Exercise directions
Word for word, and without a single picture, repeat the entries.

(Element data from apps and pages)
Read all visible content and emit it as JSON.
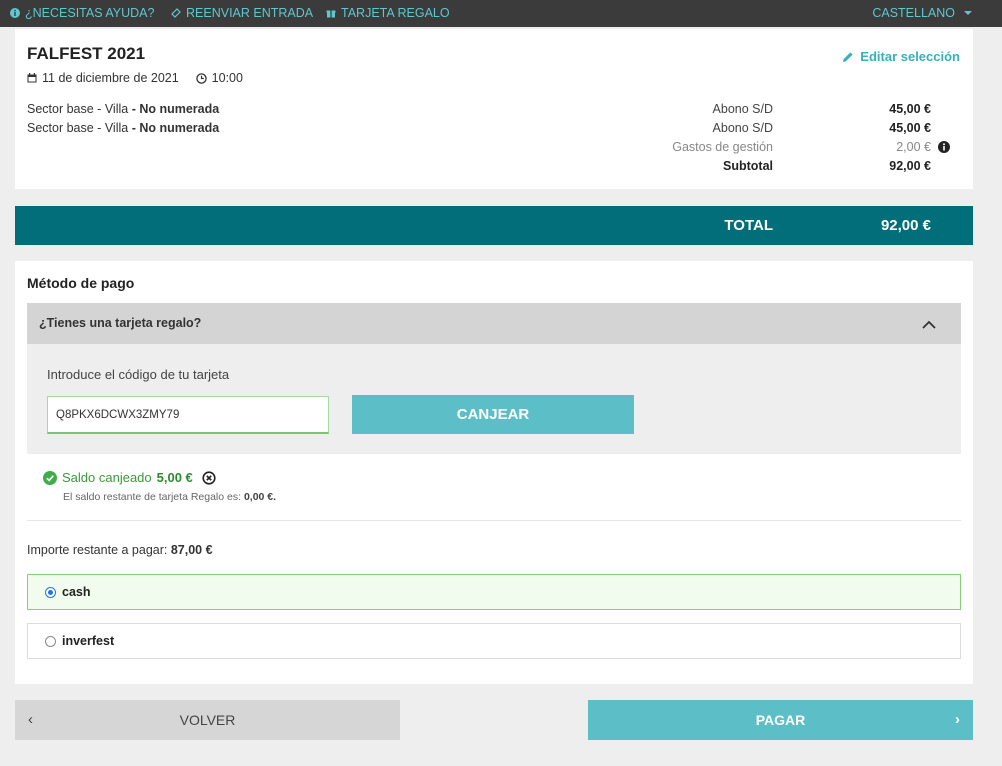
{
  "topbar": {
    "help": "¿NECESITAS AYUDA?",
    "resend": "REENVIAR ENTRADA",
    "gift_card": "TARJETA REGALO",
    "language": "CASTELLANO"
  },
  "event": {
    "title": "FALFEST 2021",
    "date": "11 de diciembre de 2021",
    "time": "10:00",
    "edit_label": "Editar selección"
  },
  "tickets": [
    {
      "sector": "Sector base - Villa",
      "sep": " - ",
      "type": "No numerada",
      "label": "Abono S/D",
      "price": "45,00 €"
    },
    {
      "sector": "Sector base - Villa",
      "sep": " - ",
      "type": "No numerada",
      "label": "Abono S/D",
      "price": "45,00 €"
    }
  ],
  "fees": {
    "label": "Gastos de gestión",
    "amount": "2,00 €"
  },
  "subtotal": {
    "label": "Subtotal",
    "amount": "92,00 €"
  },
  "total": {
    "label": "TOTAL",
    "amount": "92,00 €"
  },
  "payment": {
    "title": "Método de pago",
    "gift_question": "¿Tienes una tarjeta regalo?",
    "code_prompt": "Introduce el código de tu tarjeta",
    "code_value": "Q8PKX6DCWX3ZMY79",
    "redeem_label": "CANJEAR",
    "redeemed_prefix": "Saldo canjeado",
    "redeemed_amount": "5,00 €",
    "remaining_balance_prefix": "El saldo restante de tarjeta Regalo es:",
    "remaining_balance_amount": "0,00 €.",
    "remaining_to_pay_prefix": "Importe restante a pagar:",
    "remaining_to_pay_amount": "87,00 €",
    "options": [
      {
        "label": "cash",
        "selected": true
      },
      {
        "label": "inverfest",
        "selected": false
      }
    ]
  },
  "nav": {
    "back_label": "VOLVER",
    "pay_label": "PAGAR"
  },
  "colors": {
    "accent": "#5cbec6",
    "total_bar": "#026e79",
    "success": "#3a9a3a",
    "topbar": "#3b3b3b"
  }
}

Exercise response
Read all visible content and emit it as JSON.
{
  "topbar": {
    "help": "¿NECESITAS AYUDA?",
    "resend": "REENVIAR ENTRADA",
    "gift_card": "TARJETA REGALO",
    "language": "CASTELLANO"
  },
  "event": {
    "title": "FALFEST 2021",
    "date": "11 de diciembre de 2021",
    "time": "10:00",
    "edit_label": "Editar selección"
  },
  "tickets": [
    {
      "sector": "Sector base - Villa",
      "sep": " - ",
      "type": "No numerada",
      "label": "Abono S/D",
      "price": "45,00 €"
    },
    {
      "sector": "Sector base - Villa",
      "sep": " - ",
      "type": "No numerada",
      "label": "Abono S/D",
      "price": "45,00 €"
    }
  ],
  "fees": {
    "label": "Gastos de gestión",
    "amount": "2,00 €"
  },
  "subtotal": {
    "label": "Subtotal",
    "amount": "92,00 €"
  },
  "total": {
    "label": "TOTAL",
    "amount": "92,00 €"
  },
  "payment": {
    "title": "Método de pago",
    "gift_question": "¿Tienes una tarjeta regalo?",
    "code_prompt": "Introduce el código de tu tarjeta",
    "code_value": "Q8PKX6DCWX3ZMY79",
    "redeem_label": "CANJEAR",
    "redeemed_prefix": "Saldo canjeado",
    "redeemed_amount": "5,00 €",
    "remaining_balance_prefix": "El saldo restante de tarjeta Regalo es:",
    "remaining_balance_amount": "0,00 €.",
    "remaining_to_pay_prefix": "Importe restante a pagar:",
    "remaining_to_pay_amount": "87,00 €",
    "options": [
      {
        "label": "cash",
        "selected": true
      },
      {
        "label": "inverfest",
        "selected": false
      }
    ]
  },
  "nav": {
    "back_label": "VOLVER",
    "pay_label": "PAGAR"
  },
  "colors": {
    "accent": "#5cbec6",
    "total_bar": "#026e79",
    "success": "#3a9a3a",
    "topbar": "#3b3b3b"
  }
}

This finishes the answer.